EU Cancer Conference: “A clear objective is greater care equality throughout the EU.”
The Swedish presidency of the EU began in the new year and so much is evident, especially when it comes to issues of healthcare. Anna Martling, chief physician and professor of surgery at Karolinska Institutet, will be leading the EU Cancer Congress, which kicks off in Stockholm on 1 February.
Tell us more, Anna Martling – what is the conference about?
“It’s a large EU project called Europe’s Beating Cancer Plan, which the EU Commission launched in 2021. It reflects a political commitment that sets ambitious objectives along the entire cancer care pathway, from prevention and early detection to therapy and aftercare. France and the Czech Republic, which held the presidency before us, both pursued different issues in the cancer plan. Now that Sweden is presiding over the EU, we’ll continue to make sure that Europe’s Beating Cancer Plan is implemented in every member country.”
What will you be talking about at this particular conference on 1 February?
“We’ll be focusing on prevention, early detection and data-driven care, which is about drawing scientific conclusions and making care recommendations on the basis of vast datasets, and about using large amounts of data to manage healthcare and make quality follow-ups.”
What is your role on this day?
“I’ll be introducing the theme of each session. I’ll give a brief outline of the current situation, the problems we face and the potential that should be tapped in the areas under discussion, that’s to say prevention, early detection and data-driven cancer care. I’m there as an expert moderator. Another moderator, journalist Nedjma Chaouche, will also be facilitating the conference, inviting people to speak and asking questions.”
Who will be there?
“Each member country gets to send three delegates, so there’ll be around a hundred people there, mainly politicians, decision-makers, policymakers and other experts.”
Has Karolinska Institutet had any other role for the conference?
“We’ve been very active in the production of the focus issues for the programme and recommended good speakers.

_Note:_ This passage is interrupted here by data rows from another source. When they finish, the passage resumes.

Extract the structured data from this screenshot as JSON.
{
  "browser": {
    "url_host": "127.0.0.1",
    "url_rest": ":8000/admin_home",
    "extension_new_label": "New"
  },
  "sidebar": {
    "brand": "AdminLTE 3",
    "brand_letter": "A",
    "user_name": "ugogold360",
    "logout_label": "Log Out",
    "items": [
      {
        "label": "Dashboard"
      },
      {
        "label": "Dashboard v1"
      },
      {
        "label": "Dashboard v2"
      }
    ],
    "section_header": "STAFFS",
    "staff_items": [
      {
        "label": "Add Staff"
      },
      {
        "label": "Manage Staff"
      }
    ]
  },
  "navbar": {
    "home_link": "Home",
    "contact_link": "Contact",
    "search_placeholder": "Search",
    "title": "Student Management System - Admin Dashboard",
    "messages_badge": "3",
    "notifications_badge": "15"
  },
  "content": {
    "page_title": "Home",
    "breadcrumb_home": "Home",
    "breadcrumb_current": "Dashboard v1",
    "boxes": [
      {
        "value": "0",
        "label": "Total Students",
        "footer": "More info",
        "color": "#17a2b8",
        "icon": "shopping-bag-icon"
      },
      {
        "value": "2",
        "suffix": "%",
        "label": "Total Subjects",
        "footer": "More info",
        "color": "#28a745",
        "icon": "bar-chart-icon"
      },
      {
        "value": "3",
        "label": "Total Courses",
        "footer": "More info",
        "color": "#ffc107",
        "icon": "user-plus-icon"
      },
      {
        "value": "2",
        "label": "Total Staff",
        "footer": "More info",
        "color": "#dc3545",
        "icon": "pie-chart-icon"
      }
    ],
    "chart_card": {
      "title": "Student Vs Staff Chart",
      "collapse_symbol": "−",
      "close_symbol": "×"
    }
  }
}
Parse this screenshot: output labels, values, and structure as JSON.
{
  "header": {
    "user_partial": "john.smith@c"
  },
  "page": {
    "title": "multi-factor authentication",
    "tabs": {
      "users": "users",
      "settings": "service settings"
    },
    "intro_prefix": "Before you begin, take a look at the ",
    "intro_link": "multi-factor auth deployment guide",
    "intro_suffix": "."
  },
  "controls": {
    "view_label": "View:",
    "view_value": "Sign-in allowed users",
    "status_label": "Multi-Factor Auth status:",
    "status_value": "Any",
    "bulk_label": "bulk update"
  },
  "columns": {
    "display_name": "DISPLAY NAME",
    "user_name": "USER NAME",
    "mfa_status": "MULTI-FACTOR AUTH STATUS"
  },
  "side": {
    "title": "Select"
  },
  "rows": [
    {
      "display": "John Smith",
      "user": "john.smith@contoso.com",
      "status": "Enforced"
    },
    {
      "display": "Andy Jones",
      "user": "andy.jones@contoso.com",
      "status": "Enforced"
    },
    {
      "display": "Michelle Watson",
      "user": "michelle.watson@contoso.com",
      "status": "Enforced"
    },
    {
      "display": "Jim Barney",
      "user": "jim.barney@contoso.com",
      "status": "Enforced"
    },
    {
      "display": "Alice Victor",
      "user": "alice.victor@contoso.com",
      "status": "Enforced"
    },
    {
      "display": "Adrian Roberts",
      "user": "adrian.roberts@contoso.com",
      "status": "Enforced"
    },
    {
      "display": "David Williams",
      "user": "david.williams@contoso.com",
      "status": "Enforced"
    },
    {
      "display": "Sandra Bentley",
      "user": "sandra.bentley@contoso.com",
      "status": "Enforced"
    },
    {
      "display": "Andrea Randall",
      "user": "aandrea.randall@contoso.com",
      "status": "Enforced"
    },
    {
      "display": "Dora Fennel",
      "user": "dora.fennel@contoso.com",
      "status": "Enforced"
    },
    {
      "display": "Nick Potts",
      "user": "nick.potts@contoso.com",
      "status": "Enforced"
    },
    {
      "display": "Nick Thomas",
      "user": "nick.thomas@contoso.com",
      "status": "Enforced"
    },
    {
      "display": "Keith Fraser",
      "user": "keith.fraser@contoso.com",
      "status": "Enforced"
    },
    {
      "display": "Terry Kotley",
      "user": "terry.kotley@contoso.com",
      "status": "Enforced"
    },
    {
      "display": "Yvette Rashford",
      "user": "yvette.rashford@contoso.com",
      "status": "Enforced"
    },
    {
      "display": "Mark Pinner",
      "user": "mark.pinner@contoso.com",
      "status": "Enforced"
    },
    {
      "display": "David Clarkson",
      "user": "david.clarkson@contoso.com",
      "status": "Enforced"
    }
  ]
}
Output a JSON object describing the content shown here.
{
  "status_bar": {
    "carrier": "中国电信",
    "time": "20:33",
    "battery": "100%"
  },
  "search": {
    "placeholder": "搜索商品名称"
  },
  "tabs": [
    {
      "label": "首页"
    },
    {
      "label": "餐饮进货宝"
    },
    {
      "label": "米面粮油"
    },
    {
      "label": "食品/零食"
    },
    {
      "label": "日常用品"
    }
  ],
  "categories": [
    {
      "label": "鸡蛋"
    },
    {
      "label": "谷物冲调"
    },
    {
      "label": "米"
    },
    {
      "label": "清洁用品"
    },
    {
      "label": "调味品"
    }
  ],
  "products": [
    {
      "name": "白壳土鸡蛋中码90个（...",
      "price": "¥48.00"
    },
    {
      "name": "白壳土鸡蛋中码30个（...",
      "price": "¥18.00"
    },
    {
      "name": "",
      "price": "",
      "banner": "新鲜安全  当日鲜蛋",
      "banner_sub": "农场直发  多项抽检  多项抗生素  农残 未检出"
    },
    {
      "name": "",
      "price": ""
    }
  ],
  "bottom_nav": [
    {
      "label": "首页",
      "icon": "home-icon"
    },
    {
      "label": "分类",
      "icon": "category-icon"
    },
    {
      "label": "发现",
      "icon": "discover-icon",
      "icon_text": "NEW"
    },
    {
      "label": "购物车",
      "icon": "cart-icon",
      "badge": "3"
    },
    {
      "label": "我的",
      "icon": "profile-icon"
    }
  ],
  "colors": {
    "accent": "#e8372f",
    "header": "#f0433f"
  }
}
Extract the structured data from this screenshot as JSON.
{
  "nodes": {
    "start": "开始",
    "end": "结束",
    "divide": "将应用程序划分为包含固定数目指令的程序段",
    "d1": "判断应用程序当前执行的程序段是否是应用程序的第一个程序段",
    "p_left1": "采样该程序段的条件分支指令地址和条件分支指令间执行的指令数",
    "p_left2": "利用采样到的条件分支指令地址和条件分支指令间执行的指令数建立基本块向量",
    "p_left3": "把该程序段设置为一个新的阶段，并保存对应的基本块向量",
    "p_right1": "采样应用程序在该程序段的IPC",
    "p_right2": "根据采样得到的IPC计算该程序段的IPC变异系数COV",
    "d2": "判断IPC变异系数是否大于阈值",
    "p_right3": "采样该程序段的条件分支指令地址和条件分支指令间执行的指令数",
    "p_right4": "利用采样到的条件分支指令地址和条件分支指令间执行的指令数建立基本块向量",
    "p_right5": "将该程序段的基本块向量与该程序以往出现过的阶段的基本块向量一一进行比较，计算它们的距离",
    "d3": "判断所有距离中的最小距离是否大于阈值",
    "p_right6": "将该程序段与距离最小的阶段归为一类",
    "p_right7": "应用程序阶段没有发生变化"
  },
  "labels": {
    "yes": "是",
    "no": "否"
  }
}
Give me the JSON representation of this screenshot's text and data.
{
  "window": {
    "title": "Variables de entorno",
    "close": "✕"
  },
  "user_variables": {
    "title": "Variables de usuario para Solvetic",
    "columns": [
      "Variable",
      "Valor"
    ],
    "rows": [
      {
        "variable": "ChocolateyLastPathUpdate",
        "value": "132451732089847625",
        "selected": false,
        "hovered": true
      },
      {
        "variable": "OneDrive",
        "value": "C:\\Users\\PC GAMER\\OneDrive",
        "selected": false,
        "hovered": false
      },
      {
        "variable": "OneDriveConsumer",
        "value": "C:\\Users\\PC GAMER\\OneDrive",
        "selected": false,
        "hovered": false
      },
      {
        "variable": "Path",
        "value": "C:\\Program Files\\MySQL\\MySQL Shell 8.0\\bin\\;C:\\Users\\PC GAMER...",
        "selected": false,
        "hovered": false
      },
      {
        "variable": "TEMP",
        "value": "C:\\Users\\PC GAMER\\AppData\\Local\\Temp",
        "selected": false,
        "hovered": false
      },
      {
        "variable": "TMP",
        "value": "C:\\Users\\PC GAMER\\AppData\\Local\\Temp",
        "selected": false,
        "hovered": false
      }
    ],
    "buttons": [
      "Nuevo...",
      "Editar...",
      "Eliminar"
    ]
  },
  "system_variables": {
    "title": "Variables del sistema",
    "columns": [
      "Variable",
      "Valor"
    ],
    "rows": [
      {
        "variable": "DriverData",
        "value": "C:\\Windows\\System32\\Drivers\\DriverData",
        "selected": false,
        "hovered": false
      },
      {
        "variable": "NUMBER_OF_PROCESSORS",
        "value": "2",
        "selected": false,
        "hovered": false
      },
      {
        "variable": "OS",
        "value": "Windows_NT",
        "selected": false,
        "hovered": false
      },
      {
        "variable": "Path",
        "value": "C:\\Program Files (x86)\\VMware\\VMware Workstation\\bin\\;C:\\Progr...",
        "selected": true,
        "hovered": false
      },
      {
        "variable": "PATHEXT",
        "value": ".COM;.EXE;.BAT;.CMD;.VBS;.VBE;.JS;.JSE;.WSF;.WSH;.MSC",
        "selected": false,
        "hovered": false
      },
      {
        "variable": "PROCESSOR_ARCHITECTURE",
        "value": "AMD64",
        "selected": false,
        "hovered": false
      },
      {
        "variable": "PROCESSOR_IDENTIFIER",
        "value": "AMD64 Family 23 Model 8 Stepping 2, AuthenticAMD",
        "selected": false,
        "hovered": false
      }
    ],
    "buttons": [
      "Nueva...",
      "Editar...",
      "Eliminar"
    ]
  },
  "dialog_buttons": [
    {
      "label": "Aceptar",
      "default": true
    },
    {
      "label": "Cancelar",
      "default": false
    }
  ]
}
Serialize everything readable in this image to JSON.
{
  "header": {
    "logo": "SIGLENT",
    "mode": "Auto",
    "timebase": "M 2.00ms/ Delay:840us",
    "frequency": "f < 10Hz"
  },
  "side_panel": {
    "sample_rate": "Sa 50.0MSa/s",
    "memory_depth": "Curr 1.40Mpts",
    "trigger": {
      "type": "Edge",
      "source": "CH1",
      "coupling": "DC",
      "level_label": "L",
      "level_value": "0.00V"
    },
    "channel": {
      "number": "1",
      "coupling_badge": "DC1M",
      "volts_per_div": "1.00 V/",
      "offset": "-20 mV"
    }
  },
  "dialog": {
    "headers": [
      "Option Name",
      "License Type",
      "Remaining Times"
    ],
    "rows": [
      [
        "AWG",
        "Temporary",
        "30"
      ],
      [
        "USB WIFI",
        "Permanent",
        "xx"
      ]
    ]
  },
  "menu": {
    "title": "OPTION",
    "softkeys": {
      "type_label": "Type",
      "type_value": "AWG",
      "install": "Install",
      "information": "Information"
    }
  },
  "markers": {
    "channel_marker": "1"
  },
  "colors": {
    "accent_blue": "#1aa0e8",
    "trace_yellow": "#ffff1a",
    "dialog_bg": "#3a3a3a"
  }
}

I’ve also helped Nedjma Chaouche to sift out what’s important and how to word incisive questions.”
Since this conference is being held at a political level, there’s the prospect of accountability. What do you say about that?
“These are the kinds of discussion we’re going to have – what will it take to achieve the objectives of the European cancer plan? What can the EU do to motivate and assist in the implementation of these ambitious objectives? It’s issues like these that are reflected in the programme, which is why the delegates include politicians, decision-makers and policymakers. The member countries must spur each other on and engage in mutual knowledge exchange. A clear objective is greater care equality throughout the EU.”
Two objectives of the European cancer plan
- To vaccinate 90 per cent of the EU target population of girls and a significant percentage of boys against HPV by 2030.
- To offer screening for breast, cervical and colorectal cancer to 90 per cent of eligible EU citizens by 2025.